        1. review each request to resume study at the university,
        2. make inquiries and seek recommendations as appropriate,
        3. decide whether to approve or deny the request,
        4. inform both the student and the dean of the college of the student’s major of the decision in writing, and
        5. if the request is approved, remove the medical withdrawal enrollment “stop” from the student’s record. (This action does not remove any other “stops” that may have been placed on the student’s record by other university officials.
  2. Undergraduate Administrative Withdrawal

    A student may request withdrawals from all courses in which the student is enrolled in cases when the student experiences an extenuating personal or family situation, beyond the control of the student, that impedes academic progress.

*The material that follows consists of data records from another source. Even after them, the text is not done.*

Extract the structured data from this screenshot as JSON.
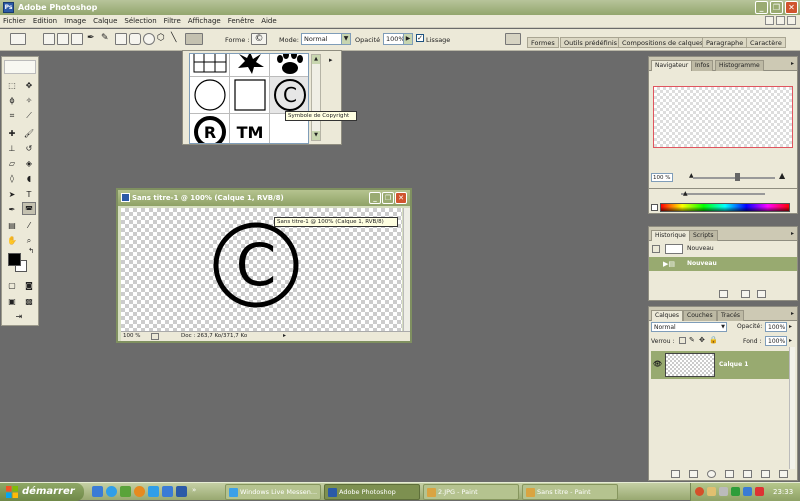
{
  "app": {
    "title": "Adobe Photoshop",
    "logo_text": "Ps"
  },
  "menu": [
    "Fichier",
    "Edition",
    "Image",
    "Calque",
    "Sélection",
    "Filtre",
    "Affichage",
    "Fenêtre",
    "Aide"
  ],
  "options": {
    "forme_label": "Forme :",
    "mode_label": "Mode:",
    "mode_value": "Normal",
    "opacite_label": "Opacité :",
    "opacite_value": "100%",
    "lissage_label": "Lissage",
    "lissage_checked": true,
    "dock_tabs": [
      "Formes",
      "Outils prédéfinis",
      "Compositions de calques",
      "Paragraphe",
      "Caractère"
    ]
  },
  "shape_picker": {
    "tooltip": "Symbole de Copyright"
  },
  "document": {
    "title": "Sans titre-1 @ 100% (Calque 1, RVB/8)",
    "zoom": "100 %",
    "doc_info": "Doc : 263,7 Ko/371,7 Ko",
    "tooltip": "Sans titre-1 @ 100% (Calque 1, RVB/8)",
    "glyph": "©"
  },
  "navigator": {
    "tabs": [
      "Navigateur",
      "Infos",
      "Histogramme"
    ],
    "zoom": "100 %"
  },
  "history": {
    "tabs": [
      "Historique",
      "Scripts"
    ],
    "items": [
      "Nouveau",
      "Nouveau"
    ]
  },
  "layers": {
    "tabs": [
      "Calques",
      "Couches",
      "Tracés"
    ],
    "blend_mode": "Normal",
    "opacity_label": "Opacité:",
    "opacity_value": "100%",
    "lock_label": "Verrou :",
    "fill_label": "Fond :",
    "fill_value": "100%",
    "layer_name": "Calque 1"
  },
  "taskbar": {
    "start_label": "démarrer",
    "tasks": [
      "Windows Live Messen...",
      "Adobe Photoshop",
      "2.JPG - Paint",
      "Sans titre - Paint"
    ],
    "active_task": "Adobe Photoshop",
    "clock": "23:33"
  },
  "colors": {
    "xp_olive": "#98aa70",
    "workspace": "#6b6b6b",
    "nav_frame": "#e0555f"
  }
}
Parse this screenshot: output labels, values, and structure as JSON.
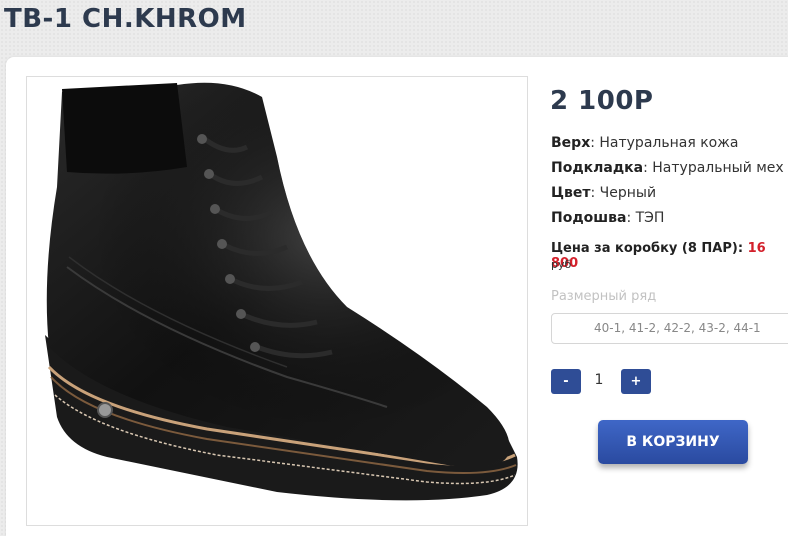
{
  "product": {
    "title": "TB-1 CH.KHROM",
    "price": "2 100Р",
    "image_alt": "boot-photo"
  },
  "specs": [
    {
      "label": "Верх",
      "value": ": Натуральная кожа"
    },
    {
      "label": "Подкладка",
      "value": ": Натуральный мех"
    },
    {
      "label": "Цвет",
      "value": ": Черный"
    },
    {
      "label": "Подошва",
      "value": ": ТЭП"
    }
  ],
  "box_price": {
    "label": "Цена за коробку (8 ПАР): ",
    "value": "16 800",
    "currency": "руб"
  },
  "size": {
    "label": "Размерный ряд",
    "selected": "40-1, 41-2, 42-2, 43-2, 44-1"
  },
  "quantity": {
    "minus": "-",
    "value": "1",
    "plus": "+"
  },
  "cart_button": "В КОРЗИНУ",
  "colors": {
    "title": "#2d3a4e",
    "accent_button": "#2f4d96",
    "box_price_value": "#d3202b"
  }
}
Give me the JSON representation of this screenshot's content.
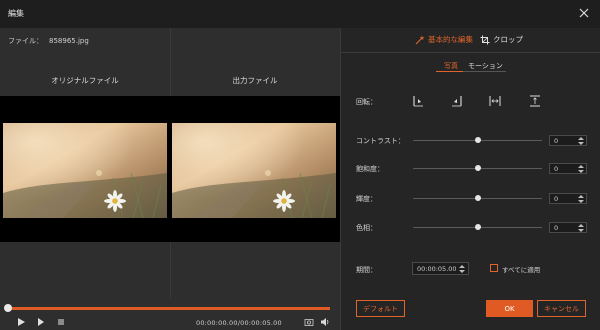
{
  "window": {
    "title": "編集"
  },
  "preview": {
    "file_label": "ファイル：",
    "file_name": "858965.jpg",
    "original_label": "オリジナルファイル",
    "output_label": "出力ファイル"
  },
  "playback": {
    "time": "00:00:00.00/00:00:05.00",
    "progress": 1.0
  },
  "tabs": {
    "basic_edit": "基本的な編集",
    "crop": "クロップ"
  },
  "subtabs": {
    "photo": "写真",
    "motion": "モーション"
  },
  "rotate": {
    "label": "回転："
  },
  "adjustments": [
    {
      "label": "コントラスト：",
      "value": "0",
      "level": 0.5
    },
    {
      "label": "飽和度：",
      "value": "0",
      "level": 0.5
    },
    {
      "label": "輝度：",
      "value": "0",
      "level": 0.5
    },
    {
      "label": "色相：",
      "value": "0",
      "level": 0.5
    }
  ],
  "duration": {
    "label": "期間：",
    "value": "00:00:05.00",
    "apply_all_label": "すべてに適用"
  },
  "buttons": {
    "default": "デフォルト",
    "ok": "OK",
    "cancel": "キャンセル"
  },
  "colors": {
    "accent": "#e05a24",
    "panel": "#252525",
    "preview_bg": "#2e2e2e"
  },
  "icons": [
    "close-icon",
    "play-icon",
    "next-frame-icon",
    "stop-icon",
    "snapshot-icon",
    "volume-icon",
    "magic-wand-icon",
    "crop-icon",
    "rotate-right-icon",
    "rotate-left-icon",
    "flip-horizontal-icon",
    "flip-vertical-icon"
  ]
}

The policy and procedures for requesting an administrative withdrawal follow.
    1. Policy: Undergraduate and Postbaccalaureate Students
      1. The senior vice president for academic affairs (or designated representative) may grant administrative withdrawals at any time to a student who must withdraw from all courses for which he or she is enrolled (registered) at the University of Houston based on an extenuating circumstance beyond the control of the student. It is expected that the request will be filed as soon as possible, no later than 140 days after the close of the term in which the coursework was taken.
      2. Students who receive administrative withdrawals after the last day to withdraw without receiving a grade shall normally receive a W in each course for which they were enrolled (registered), although the instructor has the option of assigning an I or F.
      3. Students may not receive Administrative Withdrawals for courses in which they have been found guilty of a violation of the Academic Honesty Policy. If an Administrative Withdrawal is completed prior to a guilty finding, the student will become liable for the Academic Honesty penalty, including F grades.
    2. Procedures
      1. Students (or their appointed representatives if they are unable to act for themselves) who seek to withdraw for administrative reasons from all courses for which they are enrolled (registered) at the university shall, as soon as possible, submit an administrative withdrawal request to the senior vice president for academic affairs (or designated representative), submitting all appropriate documentation, including a statement from a physician, psychologist or legal advisor, with their written requests. In the event of death of an immediate family member (mother, father, grandparent, sister, brother, child, spouse) an official death certificate will be required.
      2. The senior vice president for academic affairs (or designated representative) shall
        1. review each request and its accompanying documentation,
        2. make inquiries and seek recommendations from instructors of record and others as appropriate,
        3. decide whether to approve or deny the request,
        4. inform both the student and the dean of the college of the student’s major of the decision in writing, and
      3. If the administrative withdrawal is requested with an effective date after the last day for a student to withdraw from classes without receiving a grade, the senior vice president for academic affairs (or designated representative) shall, in making inquiries and seeking recommendations from each instructor of record, notify each that if approved, the withdrawal will normally result in a grade of W.
      4. The senior vice president for academic affairs (or designated representative) shall determine the student’s final grade when approving the request, and shall inform the student and each instructor’s dean, the Office of the University Registrar (which will enter the assigned grades into the student’s record), the Office of Scholarships and Financial Aid, and the Student Financial Services Department.